Per capita GHG emissions by country (w/ Sask. shown for comparison)

 

The following chart shows Greenhouse Gas (GHG) emissions, per capita, for all countries of the world. The Dutch Antilles leads due primarily to a large refinery on the island of Curaçao. If Saskatchewan was a country, it would be #2 with 67.1 tonnes per person. The World's lowest emissions are recorded for Tuvalu in the South Pacific.

 

Source: European Union - Emission Database for Global Atmospheric Research (EDGAR): 'GHG time series 1990-2014 per capita emissions for world countries'. Sask data ex Environment Canada. Table A10-16 2016 National Inventory Report Part 3 (GHG data for 2014).

Saskatchewan compared with the top-20 countries

 

This next chart focuses on the top-20 countries.

 
Source: European Union - Emission Database for Global Atmospheric Research (EDGAR): 'GHG time series 1990-2014 per capita emissions for world countries'. Sask data ex Environment Canada. Table A10-16 2016 National Inventory Report Part 3 (GHG data for 2014).

Source: European Union - Emission Database for Global Atmospheric Research (EDGAR): 'GHG time series 1990-2014 per capita emissions for world countries'. Sask data ex Environment Canada. Table A10-16 2016 National Inventory Report Part 3 (GHG data for 2014).

 

The two charts speaks for themselves nonetheless a couple of points are of note.

The first is that Saskatchewan's per capita emissions are 13.7 times greater than the world average and more than four times as high as Canada's. Proponents of the status quo will note that Saskatchewan is a major oil and gas producing region. However Saskatchewan's per capita production of crude oil and natural gas (27.4 tonnes of oil equivalent - TOE) is only 23 percent more than that of Saudi Arabia (22.3 TOE) and is substantially less than Norway's (36.1 TOE) and Alberta's (64.2 TOE). FYI Alberta's per capita GHG emissions are slightly less than Saskatchewan's.
For more on oil & gas production data.

The second point of note is Germany. It is an advanced economy which , despite its relatively small size, is heavily industrialized: it has the world's third largest share of merchandise exports (after China and the US).  Nonetheless it also has GHG emissions which are more than seven times lower than Saskatchewan's.

Why should anyone care about carbon emissions? We are moving rapidly to a carbon-constrained World. In that World GHG emitters will have to pay for those emissions. No global price has yet been set nonetheless it seems reasonable to assume that in the not-too-distant future GHGs will attract a price of about $20 per tonne.

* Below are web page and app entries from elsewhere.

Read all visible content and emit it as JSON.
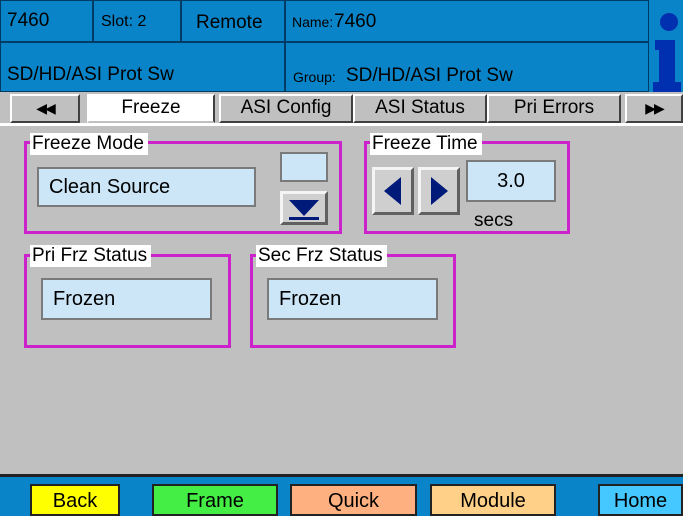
{
  "header": {
    "frame_id": "7460",
    "slot_label": "Slot: 2",
    "mode": "Remote",
    "name_key": "Name:",
    "name_value": "7460",
    "module_type": "SD/HD/ASI Prot Sw",
    "group_key": "Group:",
    "group_value": "SD/HD/ASI Prot Sw",
    "info_icon": "info-icon"
  },
  "tabs": {
    "scroll_left": "◀◀",
    "scroll_right": "▶▶",
    "items": [
      {
        "label": "Freeze",
        "active": true
      },
      {
        "label": "ASI Config",
        "active": false
      },
      {
        "label": "ASI Status",
        "active": false
      },
      {
        "label": "Pri Errors",
        "active": false
      }
    ]
  },
  "freeze_mode": {
    "title": "Freeze Mode",
    "value": "Clean Source",
    "dropdown_icon": "triangle-down-icon"
  },
  "freeze_time": {
    "title": "Freeze Time",
    "value": "3.0",
    "unit": "secs",
    "decrement_icon": "triangle-left-icon",
    "increment_icon": "triangle-right-icon"
  },
  "pri_frz_status": {
    "title": "Pri Frz Status",
    "value": "Frozen"
  },
  "sec_frz_status": {
    "title": "Sec Frz Status",
    "value": "Frozen"
  },
  "bottom": {
    "back": "Back",
    "frame": "Frame",
    "quick": "Quick",
    "module": "Module",
    "home": "Home"
  },
  "colors": {
    "header_bg": "#0a84c8",
    "panel_border": "#cc22cc",
    "field_bg": "#cce6f8",
    "back_btn": "#ffff00",
    "frame_btn": "#44ee44",
    "quick_btn": "#ffb080",
    "module_btn": "#ffd088",
    "home_btn": "#44c8ff"
  }
}
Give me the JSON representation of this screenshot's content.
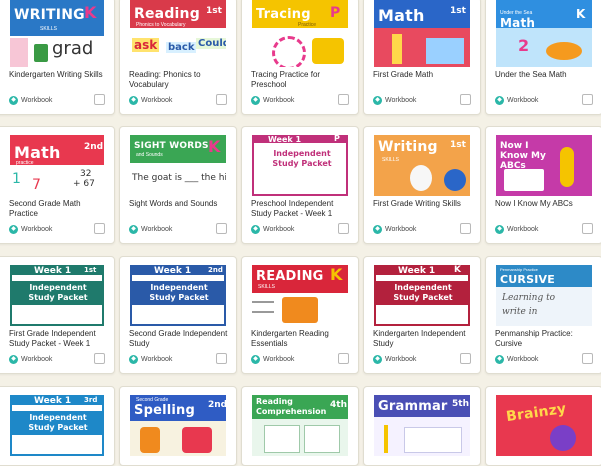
{
  "catalog": {
    "type_label": "Workbook",
    "type_icon": "workbook-icon",
    "colors": {
      "accent": "#2bb7a8",
      "background": "#f4f1e6"
    },
    "items": [
      {
        "id": "kindergarten-writing-skills",
        "title": "Kindergarten Writing Skills",
        "cover": {
          "heading": "WRITING",
          "sub": "SKILLS",
          "badge": "K",
          "extra": "grad",
          "band_color": "#2a78c6"
        }
      },
      {
        "id": "reading-phonics",
        "title": "Reading: Phonics to Vocabulary",
        "cover": {
          "heading": "Reading",
          "sub": "Phonics to Vocabulary",
          "badge": "1st",
          "badge_sub": "GRADE",
          "letters": [
            "ask",
            "back",
            "Could"
          ],
          "band_color": "#d93a4a"
        }
      },
      {
        "id": "tracing-practice",
        "title": "Tracing Practice for Preschool",
        "cover": {
          "heading": "Tracing",
          "sub": "Practice",
          "badge": "P",
          "band_color": "#f5c400"
        }
      },
      {
        "id": "first-grade-math",
        "title": "First Grade Math",
        "cover": {
          "heading": "Math",
          "badge": "1st",
          "badge_sub": "GRADE",
          "band_color": "#2a66c8"
        }
      },
      {
        "id": "under-the-sea-math",
        "title": "Under the Sea Math",
        "cover": {
          "heading": "Math",
          "sub": "Under the Sea",
          "badge": "K",
          "numbers": "2",
          "band_color": "#2f8fe0"
        }
      },
      {
        "id": "second-grade-math",
        "title": "Second Grade Math Practice",
        "cover": {
          "heading": "Math",
          "sub": "practice",
          "badge": "2nd",
          "badge_sub": "GRADE",
          "problem_a": "32",
          "problem_b": "+ 67",
          "digits": [
            "1",
            "7"
          ],
          "band_color": "#e8384f"
        }
      },
      {
        "id": "sight-words",
        "title": "Sight Words and Sounds",
        "cover": {
          "heading": "SIGHT WORDS",
          "sub": "and Sounds",
          "badge": "K",
          "sentence": "The goat is ___ the hill.",
          "band_color": "#3aa654"
        }
      },
      {
        "id": "preschool-independent-week1",
        "title": "Preschool Independent Study Packet - Week 1",
        "cover": {
          "week": "Week 1",
          "heading": "Independent Study Packet",
          "badge": "P",
          "band_color": "#c0307a"
        }
      },
      {
        "id": "first-grade-writing",
        "title": "First Grade Writing Skills",
        "cover": {
          "heading": "Writing",
          "sub": "SKILLS",
          "badge": "1st",
          "badge_sub": "GRADE",
          "band_color": "#f08a1e"
        }
      },
      {
        "id": "now-i-know-my-abcs",
        "title": "Now I Know My ABCs",
        "cover": {
          "heading": "Now I Know My ABCs",
          "band_color": "#c53aa8"
        }
      },
      {
        "id": "first-grade-independent-week1",
        "title": "First Grade Independent Study Packet - Week 1",
        "cover": {
          "week": "Week 1",
          "heading": "Independent Study Packet",
          "badge": "1st",
          "band_color": "#1f7a6c"
        }
      },
      {
        "id": "second-grade-independent",
        "title": "Second Grade Independent Study",
        "cover": {
          "week": "Week 1",
          "heading": "Independent Study Packet",
          "badge": "2nd",
          "band_color": "#2a5aa8"
        }
      },
      {
        "id": "kindergarten-reading-essentials",
        "title": "Kindergarten Reading Essentials",
        "cover": {
          "heading": "READING",
          "sub": "SKILLS",
          "badge": "K",
          "band_color": "#d9263a"
        }
      },
      {
        "id": "kindergarten-independent",
        "title": "Kindergarten Independent Study",
        "cover": {
          "week": "Week 1",
          "heading": "Independent Study Packet",
          "badge": "K",
          "band_color": "#b3213d"
        }
      },
      {
        "id": "penmanship-cursive",
        "title": "Penmanship Practice: Cursive",
        "cover": {
          "heading": "CURSIVE",
          "sub": "Penmanship Practice",
          "lines": [
            "Learning to",
            "write in"
          ],
          "band_color": "#2d8ac7"
        }
      },
      {
        "id": "third-grade-independent",
        "title": "",
        "cover": {
          "week": "Week 1",
          "heading": "Independent Study Packet",
          "badge": "3rd",
          "band_color": "#1e88c8"
        }
      },
      {
        "id": "second-grade-spelling",
        "title": "",
        "cover": {
          "heading": "Spelling",
          "sub": "Second Grade",
          "badge": "2nd",
          "badge_sub": "GRADE",
          "band_color": "#2f5cc4"
        }
      },
      {
        "id": "reading-comprehension-4th",
        "title": "",
        "cover": {
          "heading": "Reading Comprehension",
          "badge": "4th",
          "badge_sub": "GRADE",
          "band_color": "#3aa654"
        }
      },
      {
        "id": "grammar-5th",
        "title": "",
        "cover": {
          "heading": "Grammar",
          "badge": "5th",
          "badge_sub": "GRADE",
          "band_color": "#4a4fb5"
        }
      },
      {
        "id": "brainzy",
        "title": "",
        "cover": {
          "heading": "Brainzy",
          "band_color": "#e8384f"
        }
      }
    ]
  }
}
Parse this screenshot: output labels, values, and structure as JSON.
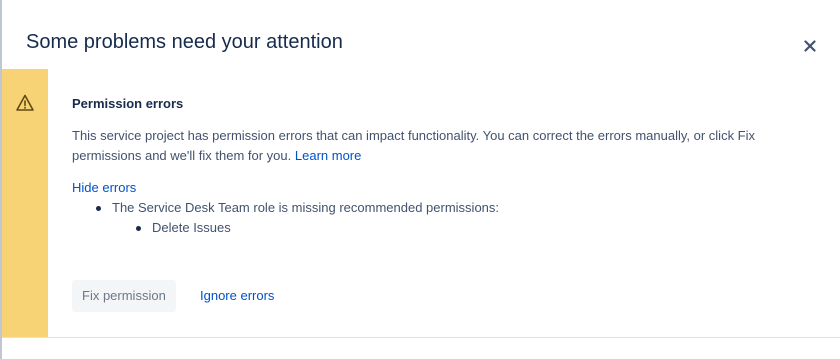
{
  "dialog": {
    "title": "Some problems need your attention",
    "close_icon": "close-icon"
  },
  "warning": {
    "icon": "warning-icon",
    "bar_color": "#f8d376"
  },
  "section": {
    "title": "Permission errors",
    "description": "This service project has permission errors that can impact functionality. You can correct the errors manually, or click Fix permissions and we'll fix them for you.",
    "learn_more_label": "Learn more",
    "hide_errors_label": "Hide errors",
    "errors": [
      {
        "text": "The Service Desk Team role is missing recommended permissions:",
        "sub_items": [
          "Delete Issues"
        ]
      }
    ]
  },
  "actions": {
    "fix_label": "Fix permission",
    "ignore_label": "Ignore errors"
  },
  "colors": {
    "link": "#0052cc",
    "text": "#172b4d",
    "subtle_text": "#42526e"
  }
}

67 million tonnes annually at $20 per tonne: do the math!